:: Supplied information ::
--------------------
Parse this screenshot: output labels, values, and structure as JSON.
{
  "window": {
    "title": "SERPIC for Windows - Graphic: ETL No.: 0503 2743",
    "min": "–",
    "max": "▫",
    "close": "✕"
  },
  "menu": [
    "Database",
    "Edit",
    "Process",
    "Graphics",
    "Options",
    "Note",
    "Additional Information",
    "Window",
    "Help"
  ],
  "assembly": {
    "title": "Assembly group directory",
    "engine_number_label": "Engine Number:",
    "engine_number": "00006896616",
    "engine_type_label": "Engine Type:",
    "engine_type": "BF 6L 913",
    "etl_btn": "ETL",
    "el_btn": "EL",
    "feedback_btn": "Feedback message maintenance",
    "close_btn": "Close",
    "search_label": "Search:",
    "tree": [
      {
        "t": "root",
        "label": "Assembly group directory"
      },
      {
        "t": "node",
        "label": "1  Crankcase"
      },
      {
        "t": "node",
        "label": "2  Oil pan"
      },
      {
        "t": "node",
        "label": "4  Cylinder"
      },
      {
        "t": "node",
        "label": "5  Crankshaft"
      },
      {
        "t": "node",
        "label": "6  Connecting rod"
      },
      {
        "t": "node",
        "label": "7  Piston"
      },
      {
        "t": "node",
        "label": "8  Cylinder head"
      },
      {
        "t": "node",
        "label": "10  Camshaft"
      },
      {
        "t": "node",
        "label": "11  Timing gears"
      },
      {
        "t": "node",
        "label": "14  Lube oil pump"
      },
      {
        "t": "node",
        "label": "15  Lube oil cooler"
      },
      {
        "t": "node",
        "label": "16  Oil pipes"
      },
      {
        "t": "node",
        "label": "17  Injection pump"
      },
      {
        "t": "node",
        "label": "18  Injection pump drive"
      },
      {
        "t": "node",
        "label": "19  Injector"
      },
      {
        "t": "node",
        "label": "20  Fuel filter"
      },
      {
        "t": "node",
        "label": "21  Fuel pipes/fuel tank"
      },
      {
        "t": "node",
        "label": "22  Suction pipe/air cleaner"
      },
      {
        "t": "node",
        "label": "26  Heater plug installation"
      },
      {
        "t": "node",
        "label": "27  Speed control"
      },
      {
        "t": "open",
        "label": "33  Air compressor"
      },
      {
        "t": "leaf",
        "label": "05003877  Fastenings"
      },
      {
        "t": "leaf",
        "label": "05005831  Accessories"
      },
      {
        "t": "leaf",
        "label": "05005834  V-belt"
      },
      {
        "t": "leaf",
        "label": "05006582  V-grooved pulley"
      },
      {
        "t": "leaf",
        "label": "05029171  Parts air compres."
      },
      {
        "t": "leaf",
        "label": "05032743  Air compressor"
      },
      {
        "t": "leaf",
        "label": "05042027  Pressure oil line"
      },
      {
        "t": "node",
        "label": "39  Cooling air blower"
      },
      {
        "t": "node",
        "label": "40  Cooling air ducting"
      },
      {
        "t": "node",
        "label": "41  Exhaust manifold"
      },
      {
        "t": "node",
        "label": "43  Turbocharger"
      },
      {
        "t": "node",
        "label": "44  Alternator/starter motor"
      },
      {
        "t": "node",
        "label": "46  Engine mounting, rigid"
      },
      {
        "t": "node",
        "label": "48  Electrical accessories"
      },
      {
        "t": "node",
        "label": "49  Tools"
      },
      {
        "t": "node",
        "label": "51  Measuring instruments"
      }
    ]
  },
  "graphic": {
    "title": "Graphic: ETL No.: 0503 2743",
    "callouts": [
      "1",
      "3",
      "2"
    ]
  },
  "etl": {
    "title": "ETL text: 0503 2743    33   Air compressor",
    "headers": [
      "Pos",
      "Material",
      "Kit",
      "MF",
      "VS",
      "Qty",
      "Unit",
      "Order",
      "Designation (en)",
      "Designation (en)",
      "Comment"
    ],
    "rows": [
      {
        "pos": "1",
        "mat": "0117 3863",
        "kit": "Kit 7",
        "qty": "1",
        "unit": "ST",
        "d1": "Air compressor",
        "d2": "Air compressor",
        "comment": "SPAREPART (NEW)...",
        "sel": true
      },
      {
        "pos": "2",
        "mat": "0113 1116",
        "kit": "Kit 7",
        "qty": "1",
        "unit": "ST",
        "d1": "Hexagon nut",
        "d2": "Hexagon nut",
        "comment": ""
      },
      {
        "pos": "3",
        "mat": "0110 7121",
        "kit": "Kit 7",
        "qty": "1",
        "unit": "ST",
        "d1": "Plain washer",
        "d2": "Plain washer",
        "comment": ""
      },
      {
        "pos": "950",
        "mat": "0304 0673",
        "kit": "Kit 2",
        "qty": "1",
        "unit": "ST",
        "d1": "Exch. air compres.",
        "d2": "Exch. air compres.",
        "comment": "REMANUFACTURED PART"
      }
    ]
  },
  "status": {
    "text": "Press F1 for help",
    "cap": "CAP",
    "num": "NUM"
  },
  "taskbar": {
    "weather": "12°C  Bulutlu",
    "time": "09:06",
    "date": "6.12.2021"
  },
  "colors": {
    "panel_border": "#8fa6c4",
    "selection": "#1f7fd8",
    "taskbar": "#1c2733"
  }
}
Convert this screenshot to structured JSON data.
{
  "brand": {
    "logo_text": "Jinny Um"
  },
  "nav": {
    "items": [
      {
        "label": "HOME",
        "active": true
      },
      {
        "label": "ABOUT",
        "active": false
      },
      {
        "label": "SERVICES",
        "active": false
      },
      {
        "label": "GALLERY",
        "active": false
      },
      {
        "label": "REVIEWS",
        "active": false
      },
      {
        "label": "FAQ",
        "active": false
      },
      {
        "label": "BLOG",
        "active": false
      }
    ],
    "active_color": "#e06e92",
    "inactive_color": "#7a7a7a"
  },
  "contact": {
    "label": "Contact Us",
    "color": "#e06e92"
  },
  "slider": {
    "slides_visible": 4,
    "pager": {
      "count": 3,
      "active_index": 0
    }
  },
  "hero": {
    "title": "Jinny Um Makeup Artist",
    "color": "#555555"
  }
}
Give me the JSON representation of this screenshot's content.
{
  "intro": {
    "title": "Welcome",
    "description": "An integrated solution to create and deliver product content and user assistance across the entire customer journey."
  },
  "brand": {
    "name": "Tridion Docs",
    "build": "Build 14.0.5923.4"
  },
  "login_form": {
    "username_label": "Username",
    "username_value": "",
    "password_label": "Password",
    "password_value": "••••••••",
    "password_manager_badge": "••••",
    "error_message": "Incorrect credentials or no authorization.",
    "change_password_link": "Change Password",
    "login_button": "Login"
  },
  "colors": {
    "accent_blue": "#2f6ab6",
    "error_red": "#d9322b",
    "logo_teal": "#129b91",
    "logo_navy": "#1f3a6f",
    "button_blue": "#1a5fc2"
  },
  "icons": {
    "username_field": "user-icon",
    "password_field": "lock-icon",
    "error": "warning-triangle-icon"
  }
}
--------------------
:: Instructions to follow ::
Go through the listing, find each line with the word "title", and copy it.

:: Task answer ::
    "title": "SERPIC for Windows - Graphic: ETL No.: 0503 2743",
    "title": "Assembly group directory",
    "title": "Graphic: ETL No.: 0503 2743",
    "title": "ETL text: 0503 2743    33   Air compressor",
    "title": "Jinny Um Makeup Artist",
    "title": "Welcome",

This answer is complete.